** Goal of the exercise **
Reproduce the lines below verbatim. Pictures are to be omitted.
[Start of Attachment]
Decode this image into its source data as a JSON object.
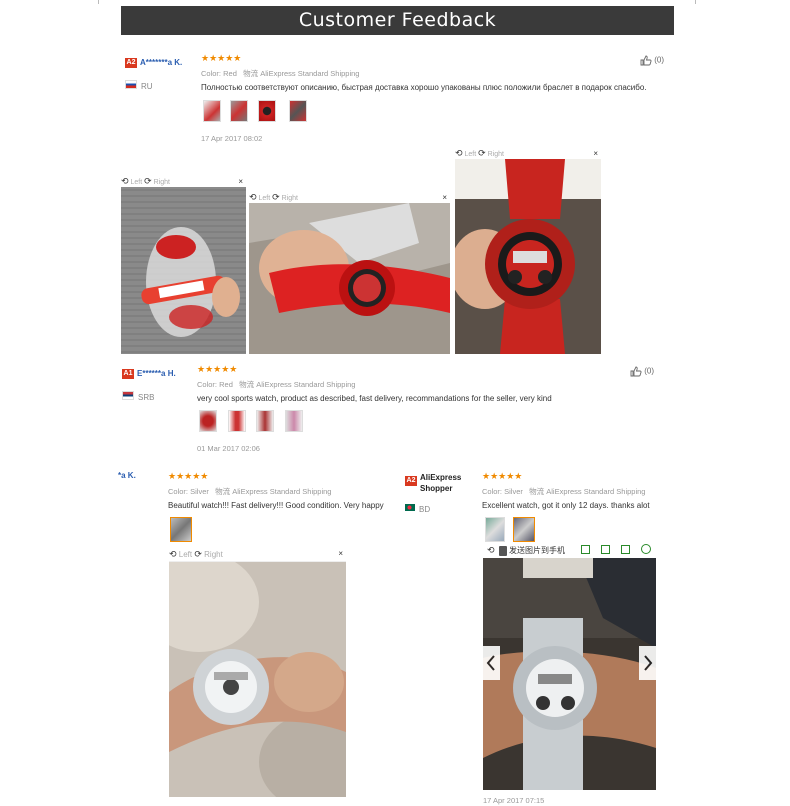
{
  "title": "Customer Feedback",
  "reviews": [
    {
      "level": "A2",
      "name": "A*******a K.",
      "country": "RU",
      "stars": "★★★★★",
      "color_label": "Color:",
      "color_value": "Red",
      "shipping_label": "物流",
      "shipping_value": "AliExpress Standard Shipping",
      "text": "Полностью соответствуют описанию, быстрая доставка хорошо упакованы плюс положили браслет в подарок спасибо.",
      "date": "17 Apr 2017 08:02",
      "likes": "(0)"
    },
    {
      "level": "A1",
      "name": "E******a H.",
      "country": "SRB",
      "stars": "★★★★★",
      "color_label": "Color:",
      "color_value": "Red",
      "shipping_label": "物流",
      "shipping_value": "AliExpress Standard Shipping",
      "text": "very cool sports watch, product as described, fast delivery, recommandations for the seller, very kind",
      "date": "01 Mar 2017 02:06",
      "likes": "(0)"
    },
    {
      "name": "*a K.",
      "stars": "★★★★★",
      "color_label": "Color:",
      "color_value": "Silver",
      "shipping_label": "物流",
      "shipping_value": "AliExpress Standard Shipping",
      "text": "Beautiful watch!!! Fast delivery!!! Good condition. Very happy"
    },
    {
      "level": "A2",
      "name": "AliExpress Shopper",
      "country": "BD",
      "stars": "★★★★★",
      "color_label": "Color:",
      "color_value": "Silver",
      "shipping_label": "物流",
      "shipping_value": "AliExpress Standard Shipping",
      "text": "Excellent watch, got it only 12 days. thanks alot",
      "date": "17 Apr 2017 07:15"
    }
  ],
  "viewer": {
    "left_label": "Left",
    "right_label": "Right",
    "close": "×",
    "send_to_phone": "发送图片到手机"
  },
  "icons": {
    "like": "thumbs-up-icon",
    "rotate_left": "rotate-left-icon",
    "rotate_right": "rotate-right-icon",
    "close": "close-icon",
    "prev": "chevron-left-icon",
    "next": "chevron-right-icon"
  }
}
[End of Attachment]
** Solved problem **
Decode this image into its source data as a JSON object.
{
  "title": "Customer Feedback",
  "reviews": [
    {
      "level": "A2",
      "name": "A*******a K.",
      "country": "RU",
      "stars": "★★★★★",
      "color_label": "Color:",
      "color_value": "Red",
      "shipping_label": "物流",
      "shipping_value": "AliExpress Standard Shipping",
      "text": "Полностью соответствуют описанию, быстрая доставка хорошо упакованы плюс положили браслет в подарок спасибо.",
      "date": "17 Apr 2017 08:02",
      "likes": "(0)"
    },
    {
      "level": "A1",
      "name": "E******a H.",
      "country": "SRB",
      "stars": "★★★★★",
      "color_label": "Color:",
      "color_value": "Red",
      "shipping_label": "物流",
      "shipping_value": "AliExpress Standard Shipping",
      "text": "very cool sports watch, product as described, fast delivery, recommandations for the seller, very kind",
      "date": "01 Mar 2017 02:06",
      "likes": "(0)"
    },
    {
      "name": "*a K.",
      "stars": "★★★★★",
      "color_label": "Color:",
      "color_value": "Silver",
      "shipping_label": "物流",
      "shipping_value": "AliExpress Standard Shipping",
      "text": "Beautiful watch!!! Fast delivery!!! Good condition. Very happy"
    },
    {
      "level": "A2",
      "name": "AliExpress Shopper",
      "country": "BD",
      "stars": "★★★★★",
      "color_label": "Color:",
      "color_value": "Silver",
      "shipping_label": "物流",
      "shipping_value": "AliExpress Standard Shipping",
      "text": "Excellent watch, got it only 12 days. thanks alot",
      "date": "17 Apr 2017 07:15"
    }
  ],
  "viewer": {
    "left_label": "Left",
    "right_label": "Right",
    "close": "×",
    "send_to_phone": "发送图片到手机"
  },
  "icons": {
    "like": "thumbs-up-icon",
    "rotate_left": "rotate-left-icon",
    "rotate_right": "rotate-right-icon",
    "close": "close-icon",
    "prev": "chevron-left-icon",
    "next": "chevron-right-icon"
  }
}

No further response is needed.